§ **The problem**:
Show all lines from the data that include the word "configurations".
----
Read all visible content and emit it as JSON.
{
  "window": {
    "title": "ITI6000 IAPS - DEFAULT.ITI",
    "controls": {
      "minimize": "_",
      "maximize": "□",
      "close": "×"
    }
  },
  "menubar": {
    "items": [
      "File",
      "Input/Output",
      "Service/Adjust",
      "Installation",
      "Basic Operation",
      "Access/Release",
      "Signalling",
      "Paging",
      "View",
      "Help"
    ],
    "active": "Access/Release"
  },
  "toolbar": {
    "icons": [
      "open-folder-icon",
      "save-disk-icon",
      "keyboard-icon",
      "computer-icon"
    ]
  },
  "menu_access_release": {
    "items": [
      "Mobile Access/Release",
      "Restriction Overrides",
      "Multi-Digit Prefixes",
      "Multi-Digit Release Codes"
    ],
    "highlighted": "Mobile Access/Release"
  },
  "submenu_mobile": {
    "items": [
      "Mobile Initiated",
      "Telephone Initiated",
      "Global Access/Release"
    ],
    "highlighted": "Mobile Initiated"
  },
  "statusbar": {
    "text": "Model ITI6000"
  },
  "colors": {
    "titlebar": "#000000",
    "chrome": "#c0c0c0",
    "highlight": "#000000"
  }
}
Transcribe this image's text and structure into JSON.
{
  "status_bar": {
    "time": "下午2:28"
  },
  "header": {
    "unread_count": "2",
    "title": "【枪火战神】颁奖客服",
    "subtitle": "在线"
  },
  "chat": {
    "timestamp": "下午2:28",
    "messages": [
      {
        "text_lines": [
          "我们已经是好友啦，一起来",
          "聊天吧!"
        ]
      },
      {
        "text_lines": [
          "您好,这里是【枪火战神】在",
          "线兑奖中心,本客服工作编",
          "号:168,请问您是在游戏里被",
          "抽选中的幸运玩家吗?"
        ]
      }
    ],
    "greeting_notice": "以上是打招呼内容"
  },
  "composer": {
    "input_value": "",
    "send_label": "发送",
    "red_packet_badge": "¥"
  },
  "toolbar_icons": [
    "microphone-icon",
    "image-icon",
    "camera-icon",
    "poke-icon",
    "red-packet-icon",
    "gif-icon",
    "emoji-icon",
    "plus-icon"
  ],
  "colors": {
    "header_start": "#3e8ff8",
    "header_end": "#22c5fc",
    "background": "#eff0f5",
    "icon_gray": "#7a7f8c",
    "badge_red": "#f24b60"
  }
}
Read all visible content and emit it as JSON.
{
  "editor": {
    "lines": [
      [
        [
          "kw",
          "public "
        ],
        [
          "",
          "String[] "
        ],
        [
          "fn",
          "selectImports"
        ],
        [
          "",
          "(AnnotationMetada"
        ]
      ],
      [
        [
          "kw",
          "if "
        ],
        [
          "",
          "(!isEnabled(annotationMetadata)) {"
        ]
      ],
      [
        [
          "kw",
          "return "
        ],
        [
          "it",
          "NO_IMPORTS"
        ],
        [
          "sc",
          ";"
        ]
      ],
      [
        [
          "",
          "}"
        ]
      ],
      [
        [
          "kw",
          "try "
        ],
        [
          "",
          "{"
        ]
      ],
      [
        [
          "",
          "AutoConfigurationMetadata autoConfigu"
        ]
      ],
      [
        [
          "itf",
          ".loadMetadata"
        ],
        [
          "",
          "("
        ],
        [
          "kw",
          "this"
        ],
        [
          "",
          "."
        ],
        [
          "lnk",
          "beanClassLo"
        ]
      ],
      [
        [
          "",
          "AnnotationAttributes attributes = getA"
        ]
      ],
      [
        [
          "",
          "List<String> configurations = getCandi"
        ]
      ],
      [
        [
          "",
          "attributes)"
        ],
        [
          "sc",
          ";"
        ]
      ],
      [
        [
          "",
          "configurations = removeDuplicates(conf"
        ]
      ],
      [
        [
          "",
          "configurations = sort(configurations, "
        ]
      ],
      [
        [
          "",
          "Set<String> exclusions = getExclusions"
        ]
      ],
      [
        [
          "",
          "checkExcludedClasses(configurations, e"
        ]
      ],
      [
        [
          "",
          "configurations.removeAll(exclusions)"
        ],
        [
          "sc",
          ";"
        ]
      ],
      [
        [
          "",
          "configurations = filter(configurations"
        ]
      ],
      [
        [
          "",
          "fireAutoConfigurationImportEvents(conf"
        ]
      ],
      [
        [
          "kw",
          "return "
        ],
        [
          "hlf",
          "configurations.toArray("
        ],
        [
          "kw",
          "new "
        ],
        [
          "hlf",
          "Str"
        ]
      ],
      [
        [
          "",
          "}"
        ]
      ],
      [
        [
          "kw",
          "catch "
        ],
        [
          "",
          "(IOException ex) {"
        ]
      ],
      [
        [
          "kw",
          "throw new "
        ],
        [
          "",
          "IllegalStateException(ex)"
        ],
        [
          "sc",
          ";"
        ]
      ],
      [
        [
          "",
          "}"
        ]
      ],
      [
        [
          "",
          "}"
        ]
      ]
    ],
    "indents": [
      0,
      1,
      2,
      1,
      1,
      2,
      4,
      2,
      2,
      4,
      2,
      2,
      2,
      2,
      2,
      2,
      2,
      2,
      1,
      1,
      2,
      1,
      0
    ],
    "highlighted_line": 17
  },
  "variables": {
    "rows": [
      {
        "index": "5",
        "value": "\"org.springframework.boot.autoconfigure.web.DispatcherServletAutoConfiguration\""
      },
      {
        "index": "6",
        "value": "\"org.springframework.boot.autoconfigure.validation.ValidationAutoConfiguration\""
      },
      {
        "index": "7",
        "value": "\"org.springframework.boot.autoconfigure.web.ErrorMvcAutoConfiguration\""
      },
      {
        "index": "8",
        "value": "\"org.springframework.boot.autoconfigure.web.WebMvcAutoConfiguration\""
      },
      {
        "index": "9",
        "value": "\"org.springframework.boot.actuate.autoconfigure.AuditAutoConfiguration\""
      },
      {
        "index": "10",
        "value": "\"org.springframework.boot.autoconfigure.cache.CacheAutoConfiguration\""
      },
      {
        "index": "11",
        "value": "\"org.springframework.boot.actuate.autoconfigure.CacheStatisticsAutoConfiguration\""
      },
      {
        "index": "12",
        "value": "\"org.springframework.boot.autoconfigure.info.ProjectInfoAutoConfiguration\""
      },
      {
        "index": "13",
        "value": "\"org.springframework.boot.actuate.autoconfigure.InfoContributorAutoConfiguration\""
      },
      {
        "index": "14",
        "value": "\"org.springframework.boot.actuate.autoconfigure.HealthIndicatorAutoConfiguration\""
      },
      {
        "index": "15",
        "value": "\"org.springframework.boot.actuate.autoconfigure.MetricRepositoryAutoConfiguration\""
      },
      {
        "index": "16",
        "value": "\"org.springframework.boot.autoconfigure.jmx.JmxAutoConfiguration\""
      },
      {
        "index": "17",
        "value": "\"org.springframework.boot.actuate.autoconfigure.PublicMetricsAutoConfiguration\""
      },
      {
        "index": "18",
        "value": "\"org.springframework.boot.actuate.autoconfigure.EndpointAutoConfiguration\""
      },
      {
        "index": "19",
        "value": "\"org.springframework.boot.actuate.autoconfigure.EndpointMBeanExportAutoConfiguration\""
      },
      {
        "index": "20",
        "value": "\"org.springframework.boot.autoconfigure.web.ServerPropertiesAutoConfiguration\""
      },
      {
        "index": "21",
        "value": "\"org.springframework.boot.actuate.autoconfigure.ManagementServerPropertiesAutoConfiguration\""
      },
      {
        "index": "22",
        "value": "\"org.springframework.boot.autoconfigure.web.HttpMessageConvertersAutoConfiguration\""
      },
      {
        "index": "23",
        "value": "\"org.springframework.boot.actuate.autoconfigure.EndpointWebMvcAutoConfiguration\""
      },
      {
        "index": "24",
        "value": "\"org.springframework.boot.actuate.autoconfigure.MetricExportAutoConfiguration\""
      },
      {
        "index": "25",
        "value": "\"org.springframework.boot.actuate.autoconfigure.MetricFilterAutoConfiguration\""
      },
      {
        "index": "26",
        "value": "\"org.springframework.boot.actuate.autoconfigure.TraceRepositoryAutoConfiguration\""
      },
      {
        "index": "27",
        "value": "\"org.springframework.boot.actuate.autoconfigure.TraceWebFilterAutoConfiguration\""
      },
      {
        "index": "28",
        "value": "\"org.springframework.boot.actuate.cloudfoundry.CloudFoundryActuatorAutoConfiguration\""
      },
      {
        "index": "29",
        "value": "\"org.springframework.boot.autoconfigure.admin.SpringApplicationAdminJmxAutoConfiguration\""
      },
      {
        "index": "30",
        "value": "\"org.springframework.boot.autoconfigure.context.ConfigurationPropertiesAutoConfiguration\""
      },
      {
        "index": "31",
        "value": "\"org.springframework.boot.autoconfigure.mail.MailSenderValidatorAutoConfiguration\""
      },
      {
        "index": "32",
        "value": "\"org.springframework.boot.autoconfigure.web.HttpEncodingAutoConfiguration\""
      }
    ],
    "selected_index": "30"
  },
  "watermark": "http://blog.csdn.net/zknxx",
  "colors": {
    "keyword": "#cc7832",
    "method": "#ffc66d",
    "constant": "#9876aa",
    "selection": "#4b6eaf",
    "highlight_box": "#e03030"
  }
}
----
§ **Solution for this problem**:
          "List<String> configurations = getCandi"
          "configurations = removeDuplicates(conf"
          "configurations = sort(configurations, "
          "checkExcludedClasses(configurations, e"
          "configurations.removeAll(exclusions)"
          "configurations = filter(configurations"
          "configurations.toArray("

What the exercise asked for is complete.